By Malissa Powers, BS, RHIT, CCS, CDIP, CICA | July 7, 2020
Although the payer should provide a detailed explanation as to why the claim is being denied, that does not always occur. The best practice is to contact the payer to request this information.
However, if the denial is a DRG, APR-DRG, or an SOI (severity of illness) change, it is safe to conclude this is a coding or a clinical validation denial. A total denial in payment would represent a medical necessity denial. Denials for procedures can be tricky as the denial could be for coding, medical necessity, or level of care (place of procedure).
When the denial is vague, generic, or provides no rationale, be sure to state that in the introduction of the appeal. For example, “The payer states the claim is not clinically valid; however, the payer did not provide any clinical criteria or references to support the reasoning. Upon review, we respectively disagree.” Explain why you disagree and continue with your appeal.
When deciding how to address the denial, a strong multi-disciplinary team approach, including both clinicians and coders, is key. Here are some examples.
- “The provider documentation does not support a diagnosis of AKI (acute kidney injury). Therefore, it has been removed from the claim.”
The facility reviewer must decide if this is a clinical validation or coding denial. Sometimes this requires a review of the medical record to make that decision. For example, a coder may look at the documentation and find that AKI was documented as a possible diagnosis but not listed on discharge (a common denial).

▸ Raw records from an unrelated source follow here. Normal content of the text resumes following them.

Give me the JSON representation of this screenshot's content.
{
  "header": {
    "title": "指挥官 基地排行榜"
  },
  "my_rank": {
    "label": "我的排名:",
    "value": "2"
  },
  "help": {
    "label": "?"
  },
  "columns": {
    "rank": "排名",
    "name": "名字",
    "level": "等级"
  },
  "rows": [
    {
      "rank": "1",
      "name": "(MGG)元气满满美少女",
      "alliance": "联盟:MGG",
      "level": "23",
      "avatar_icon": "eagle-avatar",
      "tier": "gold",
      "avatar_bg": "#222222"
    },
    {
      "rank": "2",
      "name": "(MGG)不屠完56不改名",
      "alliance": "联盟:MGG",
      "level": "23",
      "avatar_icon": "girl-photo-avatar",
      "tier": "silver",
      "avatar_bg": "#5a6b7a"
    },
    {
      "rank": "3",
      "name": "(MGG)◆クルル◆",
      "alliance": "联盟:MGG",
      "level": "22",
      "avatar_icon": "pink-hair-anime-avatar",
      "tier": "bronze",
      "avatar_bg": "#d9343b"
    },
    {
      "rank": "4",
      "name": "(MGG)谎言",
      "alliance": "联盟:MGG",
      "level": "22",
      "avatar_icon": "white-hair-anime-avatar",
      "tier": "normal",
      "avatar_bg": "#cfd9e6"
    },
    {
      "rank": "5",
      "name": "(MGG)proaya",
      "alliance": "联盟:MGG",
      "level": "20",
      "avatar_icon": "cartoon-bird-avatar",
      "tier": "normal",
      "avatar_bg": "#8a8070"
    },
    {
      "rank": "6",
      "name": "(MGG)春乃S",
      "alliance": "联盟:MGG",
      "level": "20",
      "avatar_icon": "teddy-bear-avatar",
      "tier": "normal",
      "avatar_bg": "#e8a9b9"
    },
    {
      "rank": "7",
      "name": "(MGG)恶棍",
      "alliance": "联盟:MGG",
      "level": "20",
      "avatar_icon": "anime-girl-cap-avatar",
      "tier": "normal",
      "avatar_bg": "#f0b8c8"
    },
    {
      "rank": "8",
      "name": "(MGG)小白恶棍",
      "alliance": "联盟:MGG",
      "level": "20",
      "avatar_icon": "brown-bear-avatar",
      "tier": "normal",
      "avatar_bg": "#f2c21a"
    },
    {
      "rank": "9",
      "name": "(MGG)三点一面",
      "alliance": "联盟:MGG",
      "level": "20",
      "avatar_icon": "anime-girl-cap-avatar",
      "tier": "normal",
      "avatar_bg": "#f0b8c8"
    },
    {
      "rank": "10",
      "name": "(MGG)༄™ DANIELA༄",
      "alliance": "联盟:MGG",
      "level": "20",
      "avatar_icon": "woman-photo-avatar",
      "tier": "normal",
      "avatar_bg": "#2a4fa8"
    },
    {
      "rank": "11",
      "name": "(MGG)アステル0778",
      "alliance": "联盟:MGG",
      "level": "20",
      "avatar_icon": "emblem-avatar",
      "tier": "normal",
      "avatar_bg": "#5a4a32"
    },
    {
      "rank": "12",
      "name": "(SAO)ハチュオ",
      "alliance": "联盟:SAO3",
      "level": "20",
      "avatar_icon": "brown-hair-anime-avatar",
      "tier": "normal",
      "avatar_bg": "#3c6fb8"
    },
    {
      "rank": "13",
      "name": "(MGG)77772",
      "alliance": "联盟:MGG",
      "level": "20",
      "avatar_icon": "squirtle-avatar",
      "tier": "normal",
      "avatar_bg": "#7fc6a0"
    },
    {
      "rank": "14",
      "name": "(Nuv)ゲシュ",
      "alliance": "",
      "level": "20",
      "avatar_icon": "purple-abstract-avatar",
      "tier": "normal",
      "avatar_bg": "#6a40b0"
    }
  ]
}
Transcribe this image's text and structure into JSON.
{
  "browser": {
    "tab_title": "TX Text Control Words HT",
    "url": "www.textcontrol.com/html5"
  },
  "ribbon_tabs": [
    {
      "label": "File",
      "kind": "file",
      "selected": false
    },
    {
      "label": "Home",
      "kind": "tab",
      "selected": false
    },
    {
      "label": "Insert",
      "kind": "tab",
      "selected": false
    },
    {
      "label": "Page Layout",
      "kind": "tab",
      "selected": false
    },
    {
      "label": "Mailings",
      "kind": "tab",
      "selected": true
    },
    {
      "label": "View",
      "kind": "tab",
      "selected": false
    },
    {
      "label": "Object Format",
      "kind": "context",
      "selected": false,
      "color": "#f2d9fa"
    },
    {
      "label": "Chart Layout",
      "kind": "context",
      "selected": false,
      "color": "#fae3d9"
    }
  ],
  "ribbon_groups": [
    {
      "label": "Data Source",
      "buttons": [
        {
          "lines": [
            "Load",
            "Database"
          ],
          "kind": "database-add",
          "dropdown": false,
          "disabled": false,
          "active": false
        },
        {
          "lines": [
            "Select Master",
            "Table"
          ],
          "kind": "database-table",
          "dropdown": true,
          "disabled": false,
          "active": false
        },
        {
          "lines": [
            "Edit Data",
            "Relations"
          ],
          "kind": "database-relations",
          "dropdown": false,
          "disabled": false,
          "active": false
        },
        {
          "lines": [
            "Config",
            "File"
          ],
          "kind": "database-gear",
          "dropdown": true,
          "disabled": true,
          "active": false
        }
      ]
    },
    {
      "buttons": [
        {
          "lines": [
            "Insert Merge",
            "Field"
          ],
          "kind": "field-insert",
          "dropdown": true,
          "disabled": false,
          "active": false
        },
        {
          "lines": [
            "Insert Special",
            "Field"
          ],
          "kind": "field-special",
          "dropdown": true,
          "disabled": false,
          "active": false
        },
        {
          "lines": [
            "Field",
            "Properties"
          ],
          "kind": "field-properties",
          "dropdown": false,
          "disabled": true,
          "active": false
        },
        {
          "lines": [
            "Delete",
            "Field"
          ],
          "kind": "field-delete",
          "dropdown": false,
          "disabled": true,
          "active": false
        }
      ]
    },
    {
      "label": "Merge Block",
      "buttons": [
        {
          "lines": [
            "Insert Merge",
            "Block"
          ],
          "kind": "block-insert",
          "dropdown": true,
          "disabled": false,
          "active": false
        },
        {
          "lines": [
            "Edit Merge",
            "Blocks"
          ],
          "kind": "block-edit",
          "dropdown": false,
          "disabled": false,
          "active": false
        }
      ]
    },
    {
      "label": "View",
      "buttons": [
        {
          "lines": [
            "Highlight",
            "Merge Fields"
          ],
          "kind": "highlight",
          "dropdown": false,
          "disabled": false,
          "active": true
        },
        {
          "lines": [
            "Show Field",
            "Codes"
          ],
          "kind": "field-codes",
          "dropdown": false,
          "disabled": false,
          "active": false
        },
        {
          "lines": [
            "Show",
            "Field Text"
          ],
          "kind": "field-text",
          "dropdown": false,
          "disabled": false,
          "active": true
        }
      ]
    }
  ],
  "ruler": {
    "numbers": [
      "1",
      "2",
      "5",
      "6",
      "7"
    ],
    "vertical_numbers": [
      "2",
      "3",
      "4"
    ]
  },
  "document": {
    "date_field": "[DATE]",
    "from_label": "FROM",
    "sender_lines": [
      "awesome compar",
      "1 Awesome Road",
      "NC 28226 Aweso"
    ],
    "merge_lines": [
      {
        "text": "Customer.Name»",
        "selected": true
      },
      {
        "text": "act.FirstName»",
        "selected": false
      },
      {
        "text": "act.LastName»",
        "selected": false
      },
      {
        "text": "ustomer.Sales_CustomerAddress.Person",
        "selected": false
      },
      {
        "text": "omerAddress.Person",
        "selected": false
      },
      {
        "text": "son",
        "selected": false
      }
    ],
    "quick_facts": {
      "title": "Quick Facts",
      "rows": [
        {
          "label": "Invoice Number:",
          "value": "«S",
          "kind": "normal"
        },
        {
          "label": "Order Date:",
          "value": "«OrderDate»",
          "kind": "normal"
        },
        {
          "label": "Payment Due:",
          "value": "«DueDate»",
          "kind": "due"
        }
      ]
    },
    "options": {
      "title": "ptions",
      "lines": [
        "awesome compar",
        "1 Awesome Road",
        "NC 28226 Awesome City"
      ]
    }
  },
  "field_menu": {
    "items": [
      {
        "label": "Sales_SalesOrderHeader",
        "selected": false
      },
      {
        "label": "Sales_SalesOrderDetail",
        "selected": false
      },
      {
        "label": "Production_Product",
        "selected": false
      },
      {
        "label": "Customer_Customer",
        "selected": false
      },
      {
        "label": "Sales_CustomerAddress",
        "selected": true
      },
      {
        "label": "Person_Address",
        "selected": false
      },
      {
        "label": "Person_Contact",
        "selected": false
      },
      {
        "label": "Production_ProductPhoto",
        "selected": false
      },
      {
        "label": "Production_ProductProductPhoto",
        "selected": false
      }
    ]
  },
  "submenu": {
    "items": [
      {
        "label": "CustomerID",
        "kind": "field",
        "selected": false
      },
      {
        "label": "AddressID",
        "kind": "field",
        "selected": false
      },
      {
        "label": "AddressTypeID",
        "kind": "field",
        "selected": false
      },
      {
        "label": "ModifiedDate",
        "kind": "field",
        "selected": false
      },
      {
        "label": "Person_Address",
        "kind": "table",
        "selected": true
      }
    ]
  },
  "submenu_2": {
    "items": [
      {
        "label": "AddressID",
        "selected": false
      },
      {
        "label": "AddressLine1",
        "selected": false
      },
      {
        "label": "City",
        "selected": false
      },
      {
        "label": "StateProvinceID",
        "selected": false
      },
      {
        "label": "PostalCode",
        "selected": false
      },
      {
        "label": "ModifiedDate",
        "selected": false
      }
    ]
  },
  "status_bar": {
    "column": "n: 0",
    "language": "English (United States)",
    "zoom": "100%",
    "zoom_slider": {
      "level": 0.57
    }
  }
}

In this example, let’s assume a query confirmed the diagnosis, and the provider completed a coding appeal. The payer then returned a decision referencing how the documentation did not support the AKIN criteria. Now, it is clear this denial is a clinical validation denial. A clinical validation appeal will be necessary for the next level of appeal.
- “The provider documentation does not support the clinical validity of encephalopathy as a secondary diagnosis.”
When the clinician reviewed the documentation, they found the patient had a subdural hemorrhage with clear clinical evidence of encephalopathy. The provider submitted a clinical validation appeal to support the clinical diagnosis of encephalopathy. The payer returned a decision stating the patient’s brain bleed was due to a fall. Indexing encephalopathy, in trauma, current injury in the ICD-10-CM codebook leads the coder back to the traumatic bleed code only. Thus, the payer is communicating through the appeal decision that this was a coding denial. The provider now needs to review the documentation again to confirm or refute the payer’s denial rationale for the coding of the case.
For scenario 1, the payer was vague. For scenario 2, the payer specifically stated the denial was for clinical validity (but without a detailed explanation of why). It is not uncommon for a payer to use that very language when the denial is actually based on a coding reason. Even when the payer has provided a detailed rationale, they sometimes change their denial rationale after appeal (coding to clinical or vice versa). A strong multi-disciplinary team reviewing the denial and the medical record documentation can often anticipate what the payer’s response will be and be proactive, including those points in the first level of appeal. Clinician reviewers should be aware of basic coding rules and vice versa. Since some facilities have limited resources as to the number of coders and clinicians, they must utilize their staff strategically:
Consider denials with vague denial language and understand by historical facility data which denials typically morph into a different issue when not addressed from a dual approach. Is this change most often related to specific diagnoses, specific payers, or both? Once the facility has this information, they can strategically plan how to utilize their internal resources best. For example, if the majority of sepsis denials are clinical validation, then it may be best to have a clinician write those appeals when the payer provides no denial rationale.
Consider payers that only allow one level of appeal. If the denial rationale is vague, and there is only one opportunity to appeal, it would be especially advantageous to consider writing these appeals from a multi-disciplinary approach. If no specific codes are listed in the denial, only the DRG, AP-DRG, or SOI changed, then utilize a coder or CDI professional with access to the encoder to determine which specific code(s) are affecting the billed reimbursement.
An ideal multi-disciplinary team includes nurses, CDI staff, coders, physicians, and revenue cycle staff. Acknowledge and utilize all your facility resources. Provide staff with education and industry updates regularly. Stay Strong and Appeal On!
About the Author:
Malissa Powers, B.S., RHIT, CCS, CDIP CICA | Appeal Consultant
Intersect Healthcare + AppealMasters
Malissa has 20 plus years of experience in the Health Information Management field. She has worked in multiple capacities within the HIM profession to include management and leadership and over 12 years of teaching experience. Malissa has authored hundreds of coding appeals for all levels of denial. She also develops and provides education for successful appeal strategies.
Contact the author: email@example.com